Ariyo Olushekun, President of CIS, said talks between CIS and NYIF started in 2009 when Nigeria’s bond market as being reactivated. CIS took 27 stockbrokers to NYIF for fixed-income and alternative-investment training. The relationship has since been revived and he says CIS will be the outpost for NYIF in Nigeria as well as in Africa. He anticipates a memorandum of understanding, which is in progress.
May 2nd, 2013 by Tom Minney
Tanzanian news media yesterday (1 May) released the news that 37-year old Moremi Marwa has been appointed as the new CEO of the Dar es Salaam Stock Exchange (www.dse.co.tz). According to this news report on Tanzania Daily News, Marwa was selected by the DSE governing board in mid-March, after the post had been advertised earlier (see this blog post), and is the first stockbroker to manage the East African securities exchange.
He is scheduled to take up his post in mid-May, He replaces Gabriel Kitua, who resigned early in 2013 and will be the fourth CEO since the DSE began operations in April 1998. At the time of writing the news is not yet confirmed on the DSE website (1 May was holiday).
Mr Marwa was the Director and Chief Executive Officer for stockbroker Tanzania Securities Ltd. According to this bio on the TSL website, he was responsible for executing the licensed brokerage’s corporate strategy and investment policy and for discretionary mandates.
“Before he joined Tanzania Securities Limited in September 2010, Moremi was a Senior Manager in Ernst & Young’s Transaction Advisory Services.
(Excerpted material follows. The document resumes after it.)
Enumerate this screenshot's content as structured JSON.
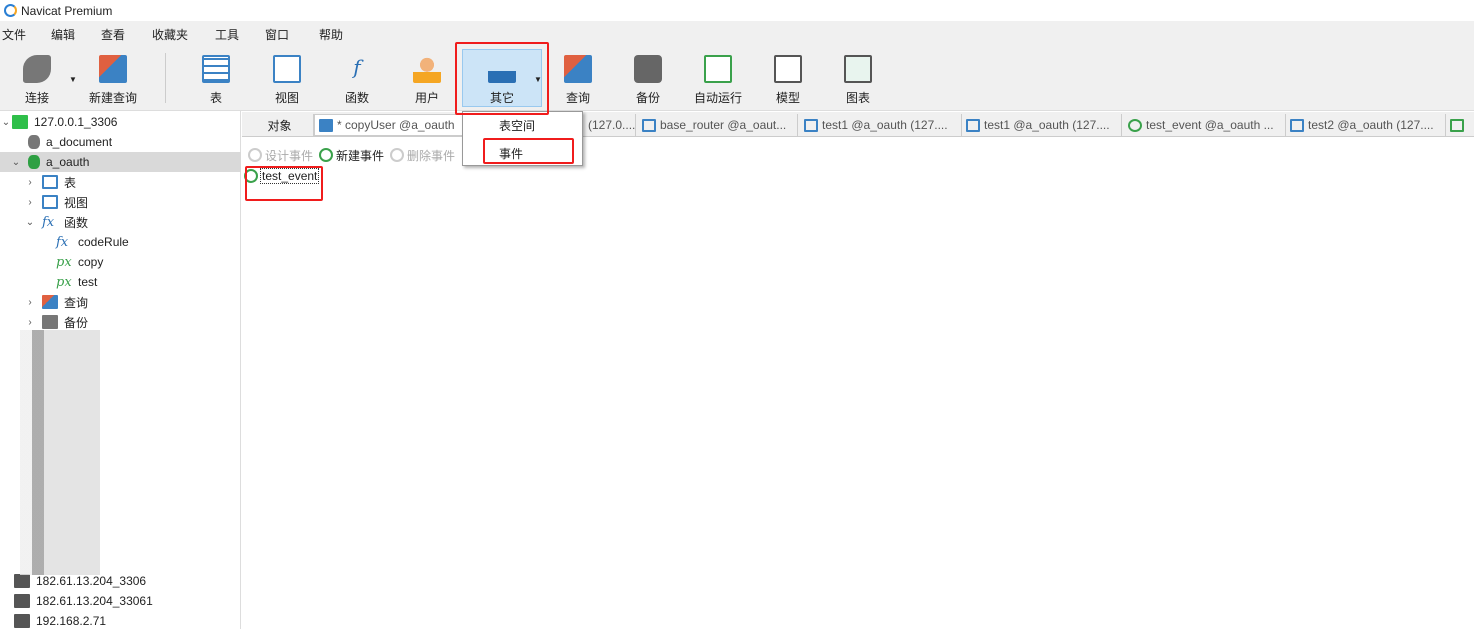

He has a significant corporate finance and investment advisory experience and has worked with a number of major clients both in the public and private sector.”
Before E&Y he was with Deloitte & Touche in Corporate Finance Services since 2006 as a business analyst. His accounting career included managing assignments such as corporate finance structuring, capital raising, transactions support, syndicated loans structuring and reviews, valuations and financial modeling, feasibility studies and business plans. His earlier career was with Barclays Bank and Bank of Africa.
Qualifications include being a Certified Public Accountant (CPA), a Masters of Business Administration in Finance (MBA) and a Bachelor of Commerce (B.Com) in Accounting. He also holds the ACI (Financial Markets Association) Treasury Operations Certificate. He is licenced by the Capital Markets & Securities Authority (CMSA) as Authorised Dealers Representative and Authorised Investment Adviser. Moremi is also a Licensed DSE Floor Trader and is a Council Member of the DSE.
Congratulations to Mr Marwa and best wishes to the DSE, well managed in the interim by Mrs Mary Mniwasa.